I’m not sure how to phrase this correctly but here goes, the yellow perch problem finally got so bad that study was finally commissioned. It is titled Yellow Perch Dynamics in Southwestern Lake Michigan during 1986-2002. In it are some rather interesting findings. Let's go though a few of them here. The lines are numbered for easy reference.

How bad was illegal commercial perch fishing in Wisconsin, see lines starting at 194. At line 201: "For observed commercial yield in Wisconsin during 1989-1992, we added the reported commercial yield and the verified illegal yield and multiplied the number by two."

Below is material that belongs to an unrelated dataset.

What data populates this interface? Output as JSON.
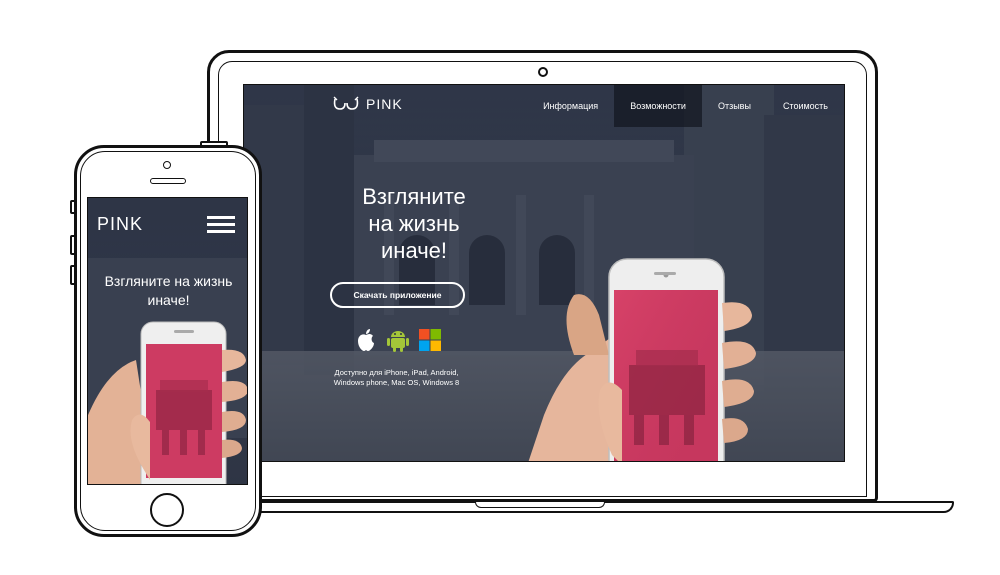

What that comes to then, was that in four years the illegal harvest was estimated to be about equal to the reported 10 year legal harvest. Please note the sheer numbers. If Wilbergs estimate is correct, that means that about 5 to 6 MILLION perch were taken illegally in just 4 years with fewer then 36 commercials allowed in that zone.

If I'm reading it right, starting at line 335, the conclusion is that not only in 1990's were the perch overfished, but the same thing happened in the early 60's.

Again if I'm reading correctly it appears that it's being stated at line 364 that adult female perch were overfished between 2 and 4 times the sustainable rate. I believe that if charted it would look like this.

The report goes on to find that the perch crash was unlikely caused by either alewifes nor zebra mussels.

The way I read the report is that the decline of the yellow perch in Lake Michigan was caused by overfishing of the adult females, and am left to conclude that this was caused by gross mismanagment by the WDNR. But why would the DNR favor commercials so favorably? Check out quota and money.

Oh, what happened to the alwives, mentioned on line 348, why they were commercially fished until the salmon were starving. From just 1971 - 1990, a reported 475 million pounds of alewives where harvested, worth about $9 million. A couple of years after the salmon were found to be starving the DNR finally reduced the quota to zero pounds per year in 1991.